The purpose of this article is to measure and compare the volume and the trend of strike activity in five countries: Australia, Canada, Great Britain, Sweden, and the United States. Such a comparison ought to throw light on a number of pertinent and persistent questions which have been frequently asked but never satisfactorily answered: (1) As the labor movement grows older, larger, and more powerful, what is the effect upon the frequency of strikes and the length of strikes? In other words, is the inherent tendency of trade unionism belligerent or conciliatory? Our total judgment of unionism will depend to a considerable extent on the answer to this question. (2) Is the strike problem more severe in the United States than elsewhere and, if so, why? (3) In general, what are the economic and political institutions conducive to a high, or low, volume of strike activity? (4) Is there any valid theory of strikes explaining their underlying causes? (Author's abstract courtesy EBSCO.)
This study of the rubber industry in the 1930s confirms the recently developed thesis that employers in that decade were more diverse in their responses to the rise of organized labor, and more successful in thwarting or containing unions, than most early labor histories have given them credit for.
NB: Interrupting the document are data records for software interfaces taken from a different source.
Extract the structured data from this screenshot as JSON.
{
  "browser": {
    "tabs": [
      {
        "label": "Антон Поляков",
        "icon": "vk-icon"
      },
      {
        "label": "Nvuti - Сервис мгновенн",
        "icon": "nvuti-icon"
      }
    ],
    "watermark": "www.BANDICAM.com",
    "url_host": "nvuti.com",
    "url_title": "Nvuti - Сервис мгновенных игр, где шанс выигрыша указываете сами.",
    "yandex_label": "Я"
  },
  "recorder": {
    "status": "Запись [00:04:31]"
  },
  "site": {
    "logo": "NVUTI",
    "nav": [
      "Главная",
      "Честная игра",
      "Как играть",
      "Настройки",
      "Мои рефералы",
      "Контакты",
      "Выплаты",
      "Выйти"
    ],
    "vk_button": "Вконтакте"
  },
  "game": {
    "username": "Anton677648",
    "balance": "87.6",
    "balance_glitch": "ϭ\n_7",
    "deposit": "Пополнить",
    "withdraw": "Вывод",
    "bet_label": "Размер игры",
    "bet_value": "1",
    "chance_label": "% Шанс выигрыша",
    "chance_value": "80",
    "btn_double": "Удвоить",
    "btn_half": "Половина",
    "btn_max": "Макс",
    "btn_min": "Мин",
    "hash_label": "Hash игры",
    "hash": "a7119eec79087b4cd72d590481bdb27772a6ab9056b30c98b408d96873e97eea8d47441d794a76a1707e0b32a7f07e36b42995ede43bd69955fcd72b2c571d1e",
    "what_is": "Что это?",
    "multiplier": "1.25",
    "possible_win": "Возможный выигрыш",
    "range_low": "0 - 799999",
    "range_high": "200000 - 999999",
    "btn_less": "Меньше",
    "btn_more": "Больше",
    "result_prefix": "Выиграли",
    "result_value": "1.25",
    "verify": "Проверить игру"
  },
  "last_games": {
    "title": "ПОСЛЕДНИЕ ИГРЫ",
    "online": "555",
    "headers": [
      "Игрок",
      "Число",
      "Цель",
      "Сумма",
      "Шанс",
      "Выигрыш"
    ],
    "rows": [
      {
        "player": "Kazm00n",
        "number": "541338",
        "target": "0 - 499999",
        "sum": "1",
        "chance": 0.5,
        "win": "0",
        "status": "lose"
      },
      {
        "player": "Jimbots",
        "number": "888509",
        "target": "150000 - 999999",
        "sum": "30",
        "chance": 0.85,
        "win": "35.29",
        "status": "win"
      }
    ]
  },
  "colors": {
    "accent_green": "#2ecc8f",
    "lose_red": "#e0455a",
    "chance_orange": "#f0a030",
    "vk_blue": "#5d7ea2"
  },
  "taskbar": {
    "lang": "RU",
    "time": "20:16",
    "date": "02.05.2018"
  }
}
The author finds that small and medium-sized firms in the industry were highly sensitive to short-term economic considerations, whereas the largest firms implemented policies that reflected previous industrial relations experiences. Goodyear, Firestone, and U.S. Rubber adopted policies that the author (borrowing a typology from Howell Harris) characterizes as persistent anti-unionism, realism, and progressivism, respectively. All three achieved most of their objectives, including the elimination or restriction of union influence. (Abstract courtesy JSTOR.)
Whereas most recent research examining the effects of the NLRA on labor-management relations has focused on the impact of specific provisions of the law, this study provides an estimate of the impact of the passage of the NLRA on 75 firms that were at great risk of being unionized in the 1930s. Taking changes in shareholder wealth as a measure of the shift in the balance of power caused by the NLRA, the authors find that the passage of the NLRA caused a statistically and economically significant decline in shareholder wealth for the sampled firms. Specifically, by April 1937, stockholder wealth in the firms was 15.9% lower than would have been expected had the NLRA not been enacted. (Abstract courtesy JSTOR.)
This study contrasts two airline strikes that took place 51 years apart: the Continental strike of 1983-85 and the Century strike of 1932. Despite strong resemblances between the two strikes-for example, each was provoked by the actions of a corporate raider (Errett Cord in 1932, Frank Lorenzo in 1983-85), was led by pilots, was triggered by deep wage cuts, and was debated in special congressional hearings-management lost in 1932 and won in 1983-85. The author argues that the different outcomes are largely accountable to different political climates: the political climate of the 1930s favored government regulation and unionization, whereas that of the 1980s favored a free market and deregulation. (Abstract courtesy JSTOR.)